The 38-year-old founder of file-sharing website was arrested in January following a raid on his Coatesville mansion.

It is understood new evidence has come to light, paving the way for bail to be granted.

US authorities are still seeking his extradition.

Source: Stuff

Two New Zealand residents were among those arrested this morning following a raid on the home of’s founder Kim Schmitz, aka Kim Dotcom.

As part of an FBI operation, the $30m home of the German-born New Zealand resident Schmitz was raided as part of a swoop on the world’s largest file-sharing website,

Detective Inspector Grant Wormald from the Organised and Financial Crime Agency NZ (OFCANZ) said $6m worth of vehicles, art and other luxury items were found on the property by the 70 police and armed offenders squad members who carried out the raid.

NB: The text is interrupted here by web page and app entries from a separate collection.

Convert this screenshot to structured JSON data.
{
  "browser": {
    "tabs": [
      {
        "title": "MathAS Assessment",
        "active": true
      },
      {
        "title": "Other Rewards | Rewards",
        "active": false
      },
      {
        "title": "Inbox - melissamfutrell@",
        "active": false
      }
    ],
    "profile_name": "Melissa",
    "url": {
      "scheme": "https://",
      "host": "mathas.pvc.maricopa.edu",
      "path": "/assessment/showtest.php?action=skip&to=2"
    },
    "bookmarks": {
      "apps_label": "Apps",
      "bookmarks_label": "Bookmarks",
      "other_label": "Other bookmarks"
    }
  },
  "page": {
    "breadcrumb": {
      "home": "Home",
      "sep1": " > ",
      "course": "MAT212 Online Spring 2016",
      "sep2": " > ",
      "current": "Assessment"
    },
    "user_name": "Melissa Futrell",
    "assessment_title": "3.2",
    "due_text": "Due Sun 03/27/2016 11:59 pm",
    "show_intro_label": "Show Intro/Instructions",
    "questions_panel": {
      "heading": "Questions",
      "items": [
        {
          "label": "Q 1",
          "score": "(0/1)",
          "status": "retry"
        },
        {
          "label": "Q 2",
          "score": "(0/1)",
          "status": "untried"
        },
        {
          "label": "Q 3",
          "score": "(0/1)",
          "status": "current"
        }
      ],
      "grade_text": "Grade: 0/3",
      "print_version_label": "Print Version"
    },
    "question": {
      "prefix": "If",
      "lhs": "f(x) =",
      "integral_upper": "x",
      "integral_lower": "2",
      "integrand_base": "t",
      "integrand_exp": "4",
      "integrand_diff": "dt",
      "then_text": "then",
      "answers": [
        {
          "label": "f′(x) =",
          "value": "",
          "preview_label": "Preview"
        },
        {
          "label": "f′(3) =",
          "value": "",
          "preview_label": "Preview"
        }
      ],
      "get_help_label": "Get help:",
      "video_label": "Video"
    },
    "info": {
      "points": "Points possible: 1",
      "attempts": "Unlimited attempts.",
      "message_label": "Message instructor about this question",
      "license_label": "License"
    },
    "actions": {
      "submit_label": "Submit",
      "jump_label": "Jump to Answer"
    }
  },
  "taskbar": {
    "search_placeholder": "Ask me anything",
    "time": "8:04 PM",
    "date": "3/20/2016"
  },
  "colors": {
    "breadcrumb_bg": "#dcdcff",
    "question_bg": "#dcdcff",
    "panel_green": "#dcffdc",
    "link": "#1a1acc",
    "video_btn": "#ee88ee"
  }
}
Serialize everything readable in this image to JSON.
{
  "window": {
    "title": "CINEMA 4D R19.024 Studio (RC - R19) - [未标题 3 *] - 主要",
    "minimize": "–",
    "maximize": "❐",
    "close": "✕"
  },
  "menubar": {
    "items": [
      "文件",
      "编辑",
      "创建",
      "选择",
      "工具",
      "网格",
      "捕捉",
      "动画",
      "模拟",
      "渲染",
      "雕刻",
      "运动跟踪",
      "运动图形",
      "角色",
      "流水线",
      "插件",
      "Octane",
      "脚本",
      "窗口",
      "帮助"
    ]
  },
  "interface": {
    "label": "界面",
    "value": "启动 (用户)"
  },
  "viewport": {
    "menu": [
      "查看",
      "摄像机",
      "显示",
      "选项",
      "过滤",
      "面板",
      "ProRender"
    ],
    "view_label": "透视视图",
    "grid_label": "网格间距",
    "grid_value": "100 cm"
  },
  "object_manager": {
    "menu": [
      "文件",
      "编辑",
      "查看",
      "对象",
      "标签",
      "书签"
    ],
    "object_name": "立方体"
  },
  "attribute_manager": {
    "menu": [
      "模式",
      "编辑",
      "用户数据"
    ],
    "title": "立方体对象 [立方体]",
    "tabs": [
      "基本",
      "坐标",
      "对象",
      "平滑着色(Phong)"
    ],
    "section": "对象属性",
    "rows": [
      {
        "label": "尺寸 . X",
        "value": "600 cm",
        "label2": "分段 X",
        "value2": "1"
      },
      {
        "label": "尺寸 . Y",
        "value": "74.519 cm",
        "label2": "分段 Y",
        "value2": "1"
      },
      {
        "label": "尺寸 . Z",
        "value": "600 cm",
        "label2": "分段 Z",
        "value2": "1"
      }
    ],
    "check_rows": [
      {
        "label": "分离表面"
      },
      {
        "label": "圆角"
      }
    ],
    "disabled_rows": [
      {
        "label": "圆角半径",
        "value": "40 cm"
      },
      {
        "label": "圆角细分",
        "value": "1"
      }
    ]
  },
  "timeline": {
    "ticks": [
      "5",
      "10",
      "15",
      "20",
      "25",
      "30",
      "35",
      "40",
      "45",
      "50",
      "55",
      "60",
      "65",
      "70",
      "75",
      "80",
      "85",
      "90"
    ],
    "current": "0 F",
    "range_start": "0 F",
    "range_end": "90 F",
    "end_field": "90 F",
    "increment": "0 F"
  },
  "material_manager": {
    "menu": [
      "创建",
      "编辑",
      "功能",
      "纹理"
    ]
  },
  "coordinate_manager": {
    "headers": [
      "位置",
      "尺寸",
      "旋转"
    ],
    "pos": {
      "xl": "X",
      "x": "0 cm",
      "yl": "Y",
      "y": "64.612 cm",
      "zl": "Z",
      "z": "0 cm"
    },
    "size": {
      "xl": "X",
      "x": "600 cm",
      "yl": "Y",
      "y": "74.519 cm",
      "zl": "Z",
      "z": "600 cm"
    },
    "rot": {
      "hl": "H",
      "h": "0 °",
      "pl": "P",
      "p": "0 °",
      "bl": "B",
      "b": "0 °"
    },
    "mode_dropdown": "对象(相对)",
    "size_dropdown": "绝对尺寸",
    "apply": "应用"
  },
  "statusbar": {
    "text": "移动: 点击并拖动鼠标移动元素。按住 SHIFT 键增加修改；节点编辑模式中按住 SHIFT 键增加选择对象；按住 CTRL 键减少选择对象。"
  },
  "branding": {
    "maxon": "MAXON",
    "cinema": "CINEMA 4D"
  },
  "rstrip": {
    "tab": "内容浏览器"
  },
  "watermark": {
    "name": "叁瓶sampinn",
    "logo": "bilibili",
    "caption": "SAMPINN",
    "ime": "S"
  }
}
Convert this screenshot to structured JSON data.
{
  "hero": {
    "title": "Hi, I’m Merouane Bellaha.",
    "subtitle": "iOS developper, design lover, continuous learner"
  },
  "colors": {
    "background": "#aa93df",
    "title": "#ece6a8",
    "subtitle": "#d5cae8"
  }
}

“We were aware there were a number of people there. We had a range of issues we had to deal with…in getting from the gate to the door. It wasn’t simply a case of going up and knocking on the door,” Wormald said.

Four of the 15 people at the property were arrested – Schmitz; Bram van der Kolk, a Dutch-born New Zealand resident; and German’s Finn Batato and Mathias Ortmann. They will appear in the North Shore District Court this afternoon.

“All the accused have been indicted in the United States. We will continue to work with the US authorities to assist with the extradition proceedings,” Wormald said.

UPDATE: The four men arrested this morning have all been denied bail after appearing in the North Shore District Court this afternoon. They have been remanded in custody until another bail hearing on Monday.

Source: Stuff

Sky TV has shrugged off comments that its new iSky internet TV platform has a clear advantage because Sky has premium content locked up.

A Herald story this morning has First New Zealand Capital analyst Sarndra Urlich commenting on the new platform which launches on November 24.

Urlich says Sky is safe in launching the product as they have no real threats from anyone else, as she believes stand-alone internet TV models would not work and global providers such as Netflix, Google TV and Apple TV would not be interested in NZ due to its small size.

She highlights content as being key to the success of iSky.

“The reality is, and has always been, that unless competitors have premium content their competitive threat is absolutely diluted, regardless of the distribution platform,” Urlich said.

“Sky TV has already locked up premium local and international content, both as it pertains to standard and internet rights.

“It is not a stretch to imagine that Sky has serious leverage with international studios, given its pre-eminent position in New Zealand.

“Given the benign competitive environment in New Zealand, Sky can afford to sit back and observe the [internet TV] model as it plays out,” she said.

Sky’s chief executive John Fellet dismissed calls that Sky was locking up content to dominate the market.

He pointed out that TVNZ and TV3 each have exclusive rights to replay content on their on demand websites.

Source: Herald